India - The Burning Ghats of Varanasi
Thursday 7 May 2015
- Photo shunya.net
The Burning Ghats of Varanasi
Varanasi (Benares, Banaras, Kashi), on the left bank of the Ganga (Ganges), is one of the seven sacred cities of the Hindus. Among the oldest continuously inhabited cities of the world, its early history is that of the first Aryan settlement in the middle Ganga valley. By late 2nd millennium BCE, Varanasi was a seat of Aryan religion and philosophy and a commercial and industrial centre famous for its muslin and silk fabrics, perfumes, ivory works, and sculpture.
It was the capital of the kingdom of Kashi during the Buddha’s time (6th century BCE), who, after achieving enlightenment, gave his first sermon at nearby Sarnath (it is said that he purposely avoided this hotbed of Brahmanism). The Chinese traveler Hiuen Tsiang visited Varanasi in c. 635 CE and saw it as a centre of art, education, and religion. The city, he wrote, extended for about 5 km along the western bank of the Ganga.
Varanasi declined during the early centuries of Muslim rule in India (from 1194). Its temples were destroyed and its scholars fled to other parts of India. In the 16th century, Akbar brought some relief to the city’s religious and cultural activities. Fresh setbacks came with Aurangzeb but the Marathas again sponsored a revival. It became an independent kingdom in the 18th century. Under the British it remained a commercial and religious centre; in 1910 it became a new Indian state (until 1949).
Varanasi has the finest religious river frontage in India, with miles of ghats (steps) for bathing; shrines, temples, and palaces rise tier on tier from the bank. Over a million pilgrims visit each year; many hope to die there in old age. A center of learning through the ages, it now has three universities, including the large Banaras Hindu University (estd. 1915), and over a dozen colleges. Besides being a centre of arts, crafts, music and dance, it is still famous for its production of silks (and brocades with gold and silver threadwork), as well as for wooden toys, bangles made of glass, ivory work, and brassware. ♣
My most memorable experience in Varanasi was visiting the burning ghats. The bigger of the two is Manikarnika, the other is Harishchandra. The former hosts up to 200 cremations each day. The process is efficient and businesslike. Above the ghats are huge stacks of wood; the family of the diseased, according to their means, buys one of many funeral packages on offer, including a certain quantity of wood, sandalwood sawdust, ghee, other ritualistic paraphernalia, and a priest’s services.
Orderlies set up the pyre, the body is placed on it, the priest chants and performs the rituals, ghee is poured on, and the pyre is set alight, as the men of the family watch (women stay at home). If the fire doesn’t catch on well, more ghee and sawdust are added.

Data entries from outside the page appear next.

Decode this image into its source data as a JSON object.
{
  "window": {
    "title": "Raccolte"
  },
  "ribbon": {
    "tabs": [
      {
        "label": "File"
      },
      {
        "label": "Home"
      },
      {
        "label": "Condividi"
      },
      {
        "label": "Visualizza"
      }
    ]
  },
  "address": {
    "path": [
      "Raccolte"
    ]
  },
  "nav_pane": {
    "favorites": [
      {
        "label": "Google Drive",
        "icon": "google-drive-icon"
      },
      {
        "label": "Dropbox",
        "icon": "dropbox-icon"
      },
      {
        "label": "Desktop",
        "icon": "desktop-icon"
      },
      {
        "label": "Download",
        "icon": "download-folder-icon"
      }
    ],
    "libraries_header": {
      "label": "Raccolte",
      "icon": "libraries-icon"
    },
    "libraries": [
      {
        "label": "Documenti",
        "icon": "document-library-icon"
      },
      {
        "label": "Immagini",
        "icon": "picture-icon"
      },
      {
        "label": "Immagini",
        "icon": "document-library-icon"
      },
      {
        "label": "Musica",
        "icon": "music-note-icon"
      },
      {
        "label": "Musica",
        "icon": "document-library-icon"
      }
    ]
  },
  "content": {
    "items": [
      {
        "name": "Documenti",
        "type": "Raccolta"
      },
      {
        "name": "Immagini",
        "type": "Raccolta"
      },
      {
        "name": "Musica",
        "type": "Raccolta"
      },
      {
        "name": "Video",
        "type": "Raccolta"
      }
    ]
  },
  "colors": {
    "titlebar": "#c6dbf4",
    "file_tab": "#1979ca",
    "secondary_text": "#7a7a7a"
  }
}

If a family can’t afford enough wood, as is not uncommon, the body is burned in stages: middle part first, while the head and legs stick out, to be pushed in deftly by a pole after the middle part collapses.
A few hours later, the ashes and bits of bones are gathered by the eldest son or a senior male of the family and consigned to the waters, where "untouchables" stand with wire nettings to dredge up the ash and mud, hoping for a gold tooth or nose ring that may have survived the fire (pieces of jewelry may be left on the diseased by the family). Not all who die are cremated — children under five, lepers, sadhus, pregnant women, and snake-bite victims are offered directly to the river.
Watching the spectacle, I felt a liberating calm visit me. Few better ways to peer into the abyss and see our common fate, laid out evocatively in the Book of Common Prayer: from earth to earth, ashes to ashes, dust to dust. Why, there is nothing morbid about death. It is a simple fact of life that should inform our everyday choices and opinions. Yet, the greatest wonder of all, as Yudhisthira says in the Mahabharata, is that each day death strikes, and we live as though we were immortal.